**** MATERIALS PROVIDED ****

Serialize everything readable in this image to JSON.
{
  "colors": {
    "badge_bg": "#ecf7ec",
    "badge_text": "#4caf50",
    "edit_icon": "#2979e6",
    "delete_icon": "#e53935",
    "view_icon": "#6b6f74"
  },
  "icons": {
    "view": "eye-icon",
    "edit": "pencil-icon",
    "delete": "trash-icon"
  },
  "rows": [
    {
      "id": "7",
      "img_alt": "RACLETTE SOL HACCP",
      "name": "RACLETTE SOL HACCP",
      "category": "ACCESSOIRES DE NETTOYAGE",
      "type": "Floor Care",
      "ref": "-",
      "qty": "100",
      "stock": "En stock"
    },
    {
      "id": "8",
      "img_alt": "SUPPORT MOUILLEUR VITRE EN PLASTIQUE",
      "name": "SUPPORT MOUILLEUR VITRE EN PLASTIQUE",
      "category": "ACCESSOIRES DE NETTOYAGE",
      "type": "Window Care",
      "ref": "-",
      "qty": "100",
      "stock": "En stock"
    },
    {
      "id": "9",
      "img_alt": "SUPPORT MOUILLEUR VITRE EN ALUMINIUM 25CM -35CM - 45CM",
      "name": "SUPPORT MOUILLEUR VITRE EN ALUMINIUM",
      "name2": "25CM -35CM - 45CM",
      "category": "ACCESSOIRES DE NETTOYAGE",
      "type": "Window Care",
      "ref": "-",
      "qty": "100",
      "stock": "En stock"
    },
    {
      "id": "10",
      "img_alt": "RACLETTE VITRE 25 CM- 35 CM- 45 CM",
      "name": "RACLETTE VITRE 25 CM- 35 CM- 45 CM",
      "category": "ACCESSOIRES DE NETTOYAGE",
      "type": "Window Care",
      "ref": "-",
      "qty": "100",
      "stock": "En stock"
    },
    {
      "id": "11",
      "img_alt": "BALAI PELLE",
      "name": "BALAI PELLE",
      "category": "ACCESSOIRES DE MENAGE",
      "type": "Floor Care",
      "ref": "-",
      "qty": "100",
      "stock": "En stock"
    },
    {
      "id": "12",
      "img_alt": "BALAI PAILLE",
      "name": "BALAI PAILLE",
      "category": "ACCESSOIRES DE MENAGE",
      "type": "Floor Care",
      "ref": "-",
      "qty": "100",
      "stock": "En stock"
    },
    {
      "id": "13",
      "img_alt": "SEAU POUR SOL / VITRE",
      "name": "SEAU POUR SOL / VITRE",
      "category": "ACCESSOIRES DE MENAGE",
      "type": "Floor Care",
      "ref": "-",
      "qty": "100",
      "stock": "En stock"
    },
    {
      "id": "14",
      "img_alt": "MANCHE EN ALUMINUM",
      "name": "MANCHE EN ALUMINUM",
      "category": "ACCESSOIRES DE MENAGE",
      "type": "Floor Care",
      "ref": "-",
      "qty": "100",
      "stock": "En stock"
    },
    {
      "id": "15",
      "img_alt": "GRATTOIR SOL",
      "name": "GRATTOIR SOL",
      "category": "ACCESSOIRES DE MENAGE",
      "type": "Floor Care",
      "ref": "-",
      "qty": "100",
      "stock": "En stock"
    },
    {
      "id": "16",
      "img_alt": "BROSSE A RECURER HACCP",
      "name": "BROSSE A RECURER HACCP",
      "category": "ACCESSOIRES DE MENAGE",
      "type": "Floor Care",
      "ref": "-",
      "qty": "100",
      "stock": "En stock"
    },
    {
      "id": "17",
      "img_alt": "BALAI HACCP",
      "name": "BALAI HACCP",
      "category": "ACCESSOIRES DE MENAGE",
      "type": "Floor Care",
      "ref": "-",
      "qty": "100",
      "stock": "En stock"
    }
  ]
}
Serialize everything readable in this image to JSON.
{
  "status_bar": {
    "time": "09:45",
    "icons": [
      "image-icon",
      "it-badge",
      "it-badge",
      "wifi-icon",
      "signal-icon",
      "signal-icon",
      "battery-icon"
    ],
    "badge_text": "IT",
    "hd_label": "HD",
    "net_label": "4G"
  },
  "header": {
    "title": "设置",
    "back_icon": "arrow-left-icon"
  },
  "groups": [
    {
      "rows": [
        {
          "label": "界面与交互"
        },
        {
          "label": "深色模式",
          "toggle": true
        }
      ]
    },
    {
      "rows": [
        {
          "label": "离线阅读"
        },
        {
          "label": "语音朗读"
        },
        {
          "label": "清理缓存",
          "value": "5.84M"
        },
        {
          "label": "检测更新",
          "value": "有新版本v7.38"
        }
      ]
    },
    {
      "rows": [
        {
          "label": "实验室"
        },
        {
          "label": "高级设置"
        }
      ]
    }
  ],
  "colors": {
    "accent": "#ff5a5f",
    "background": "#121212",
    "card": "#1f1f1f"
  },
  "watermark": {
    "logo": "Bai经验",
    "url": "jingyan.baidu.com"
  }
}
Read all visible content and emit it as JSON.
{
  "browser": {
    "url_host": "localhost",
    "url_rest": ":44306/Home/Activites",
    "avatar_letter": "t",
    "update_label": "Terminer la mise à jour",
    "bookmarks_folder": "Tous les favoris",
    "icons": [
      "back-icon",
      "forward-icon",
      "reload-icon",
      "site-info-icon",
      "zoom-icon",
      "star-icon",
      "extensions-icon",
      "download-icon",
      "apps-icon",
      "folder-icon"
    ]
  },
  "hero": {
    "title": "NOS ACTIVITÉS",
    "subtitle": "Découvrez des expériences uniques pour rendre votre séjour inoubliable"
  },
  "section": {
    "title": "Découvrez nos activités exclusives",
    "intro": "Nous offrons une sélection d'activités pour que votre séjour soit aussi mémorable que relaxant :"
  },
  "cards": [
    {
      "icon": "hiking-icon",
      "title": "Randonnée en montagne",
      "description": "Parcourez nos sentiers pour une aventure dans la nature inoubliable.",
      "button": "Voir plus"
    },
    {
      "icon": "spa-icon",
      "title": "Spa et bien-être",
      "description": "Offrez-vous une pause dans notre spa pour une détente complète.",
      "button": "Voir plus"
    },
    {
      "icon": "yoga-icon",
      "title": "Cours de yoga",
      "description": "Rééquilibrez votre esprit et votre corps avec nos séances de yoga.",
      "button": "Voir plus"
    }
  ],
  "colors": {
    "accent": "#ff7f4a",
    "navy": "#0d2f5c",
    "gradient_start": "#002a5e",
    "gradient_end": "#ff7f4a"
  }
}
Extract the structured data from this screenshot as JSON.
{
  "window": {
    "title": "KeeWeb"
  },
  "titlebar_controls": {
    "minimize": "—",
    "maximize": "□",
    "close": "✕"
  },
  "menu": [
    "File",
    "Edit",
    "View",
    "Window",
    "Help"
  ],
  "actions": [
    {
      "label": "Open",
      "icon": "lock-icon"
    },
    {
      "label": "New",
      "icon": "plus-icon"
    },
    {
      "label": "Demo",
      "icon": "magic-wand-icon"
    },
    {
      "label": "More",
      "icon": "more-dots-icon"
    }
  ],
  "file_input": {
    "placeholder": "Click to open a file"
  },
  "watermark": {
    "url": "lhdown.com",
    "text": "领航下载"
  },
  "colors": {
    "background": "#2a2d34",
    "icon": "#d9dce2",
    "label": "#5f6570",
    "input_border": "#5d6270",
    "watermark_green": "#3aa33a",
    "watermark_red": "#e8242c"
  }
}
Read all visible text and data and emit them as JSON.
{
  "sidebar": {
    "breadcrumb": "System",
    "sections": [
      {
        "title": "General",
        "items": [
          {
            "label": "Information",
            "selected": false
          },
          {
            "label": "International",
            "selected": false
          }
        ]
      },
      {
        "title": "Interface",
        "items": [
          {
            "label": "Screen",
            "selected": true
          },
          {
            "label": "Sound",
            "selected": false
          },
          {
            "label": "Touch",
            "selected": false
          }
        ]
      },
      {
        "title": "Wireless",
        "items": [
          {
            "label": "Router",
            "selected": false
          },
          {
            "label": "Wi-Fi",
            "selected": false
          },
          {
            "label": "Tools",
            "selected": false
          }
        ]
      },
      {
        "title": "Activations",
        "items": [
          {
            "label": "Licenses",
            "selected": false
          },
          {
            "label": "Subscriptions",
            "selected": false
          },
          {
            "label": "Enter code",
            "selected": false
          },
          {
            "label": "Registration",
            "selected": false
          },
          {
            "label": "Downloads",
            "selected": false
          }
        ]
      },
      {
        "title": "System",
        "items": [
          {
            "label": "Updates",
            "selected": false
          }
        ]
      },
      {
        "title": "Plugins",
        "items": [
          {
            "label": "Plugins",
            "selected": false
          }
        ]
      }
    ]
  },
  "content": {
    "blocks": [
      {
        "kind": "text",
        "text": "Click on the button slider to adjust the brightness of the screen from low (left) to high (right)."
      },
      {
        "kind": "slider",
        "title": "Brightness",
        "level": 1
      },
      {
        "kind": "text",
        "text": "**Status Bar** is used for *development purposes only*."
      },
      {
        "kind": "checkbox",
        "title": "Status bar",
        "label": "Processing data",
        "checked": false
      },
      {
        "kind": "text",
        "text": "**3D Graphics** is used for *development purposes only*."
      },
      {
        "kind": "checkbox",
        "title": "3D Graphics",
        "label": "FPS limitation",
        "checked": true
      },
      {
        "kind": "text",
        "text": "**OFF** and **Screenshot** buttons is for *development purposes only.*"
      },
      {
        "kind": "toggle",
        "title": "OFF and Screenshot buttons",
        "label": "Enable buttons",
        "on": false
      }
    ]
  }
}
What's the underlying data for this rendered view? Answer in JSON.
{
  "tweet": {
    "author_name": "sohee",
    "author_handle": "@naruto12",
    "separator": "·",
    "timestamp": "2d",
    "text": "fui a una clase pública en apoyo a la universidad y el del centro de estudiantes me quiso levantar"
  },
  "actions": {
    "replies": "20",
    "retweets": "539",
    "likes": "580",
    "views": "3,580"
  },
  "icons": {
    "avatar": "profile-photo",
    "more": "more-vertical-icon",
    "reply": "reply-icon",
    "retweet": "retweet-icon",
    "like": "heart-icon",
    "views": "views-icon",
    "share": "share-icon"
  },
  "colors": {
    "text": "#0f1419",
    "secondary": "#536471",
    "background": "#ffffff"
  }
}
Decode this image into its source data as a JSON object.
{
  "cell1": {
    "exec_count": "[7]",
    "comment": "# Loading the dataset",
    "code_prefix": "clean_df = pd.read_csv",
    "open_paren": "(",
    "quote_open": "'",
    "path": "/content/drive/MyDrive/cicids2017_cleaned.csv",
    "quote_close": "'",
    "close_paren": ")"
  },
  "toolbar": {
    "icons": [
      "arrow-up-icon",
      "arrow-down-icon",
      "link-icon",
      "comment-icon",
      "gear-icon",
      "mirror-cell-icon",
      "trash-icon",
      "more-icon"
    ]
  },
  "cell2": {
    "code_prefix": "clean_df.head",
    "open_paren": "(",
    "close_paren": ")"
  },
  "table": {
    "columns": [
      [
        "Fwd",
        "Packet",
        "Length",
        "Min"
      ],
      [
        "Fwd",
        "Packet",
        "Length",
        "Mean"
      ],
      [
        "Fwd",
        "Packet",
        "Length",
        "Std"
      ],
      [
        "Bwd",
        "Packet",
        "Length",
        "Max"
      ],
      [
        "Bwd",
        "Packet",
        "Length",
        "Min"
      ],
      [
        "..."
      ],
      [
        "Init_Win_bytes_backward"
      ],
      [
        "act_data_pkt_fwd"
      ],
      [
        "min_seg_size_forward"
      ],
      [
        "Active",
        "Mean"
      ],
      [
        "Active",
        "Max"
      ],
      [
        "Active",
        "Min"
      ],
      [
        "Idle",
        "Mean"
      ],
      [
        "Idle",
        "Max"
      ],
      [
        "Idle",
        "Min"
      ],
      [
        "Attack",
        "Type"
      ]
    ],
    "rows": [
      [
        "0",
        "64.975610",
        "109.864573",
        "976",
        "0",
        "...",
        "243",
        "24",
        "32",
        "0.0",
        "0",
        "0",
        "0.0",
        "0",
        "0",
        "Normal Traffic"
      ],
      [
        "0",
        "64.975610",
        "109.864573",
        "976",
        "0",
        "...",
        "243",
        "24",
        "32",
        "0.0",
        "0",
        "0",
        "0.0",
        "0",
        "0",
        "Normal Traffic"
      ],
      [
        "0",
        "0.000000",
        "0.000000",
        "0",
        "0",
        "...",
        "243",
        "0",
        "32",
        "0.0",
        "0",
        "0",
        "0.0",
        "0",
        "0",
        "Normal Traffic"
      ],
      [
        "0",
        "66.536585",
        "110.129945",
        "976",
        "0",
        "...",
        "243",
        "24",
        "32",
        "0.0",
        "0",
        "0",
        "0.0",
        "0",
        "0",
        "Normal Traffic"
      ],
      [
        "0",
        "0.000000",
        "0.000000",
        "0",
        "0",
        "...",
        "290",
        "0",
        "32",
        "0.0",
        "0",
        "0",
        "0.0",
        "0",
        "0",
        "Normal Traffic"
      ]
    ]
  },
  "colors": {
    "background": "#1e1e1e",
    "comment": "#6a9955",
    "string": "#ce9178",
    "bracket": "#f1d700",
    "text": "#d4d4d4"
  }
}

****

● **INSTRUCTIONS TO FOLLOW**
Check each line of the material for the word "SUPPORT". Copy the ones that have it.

● **OUTPUT OF THE TASK**
      "img_alt": "SUPPORT MOUILLEUR VITRE EN PLASTIQUE",
      "name": "SUPPORT MOUILLEUR VITRE EN PLASTIQUE",
      "img_alt": "SUPPORT MOUILLEUR VITRE EN ALUMINIUM 25CM -35CM - 45CM",
      "name": "SUPPORT MOUILLEUR VITRE EN ALUMINIUM",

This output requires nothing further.